■ TASK DESCRIPTION
Check each line of the listing below for the string "icon", then copy every line that has it.

■ RECORDS FOR THIS EXERCISE
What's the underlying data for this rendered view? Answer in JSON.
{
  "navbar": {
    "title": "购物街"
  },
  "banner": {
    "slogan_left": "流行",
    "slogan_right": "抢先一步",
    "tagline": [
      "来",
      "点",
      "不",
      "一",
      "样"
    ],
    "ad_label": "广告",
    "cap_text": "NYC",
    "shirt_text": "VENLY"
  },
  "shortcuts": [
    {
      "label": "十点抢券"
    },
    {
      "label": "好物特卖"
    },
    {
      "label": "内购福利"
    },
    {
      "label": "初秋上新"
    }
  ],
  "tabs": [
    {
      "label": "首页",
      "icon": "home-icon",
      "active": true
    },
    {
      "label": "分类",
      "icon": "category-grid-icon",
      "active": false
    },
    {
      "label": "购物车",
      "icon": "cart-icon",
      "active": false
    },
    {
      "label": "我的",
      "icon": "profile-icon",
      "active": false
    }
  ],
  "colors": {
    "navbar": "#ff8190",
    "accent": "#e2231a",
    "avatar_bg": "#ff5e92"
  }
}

■ RESPONSE FOR THIS EXERCISE
      "icon": "home-icon",
      "icon": "category-grid-icon",
      "icon": "cart-icon",
      "icon": "profile-icon",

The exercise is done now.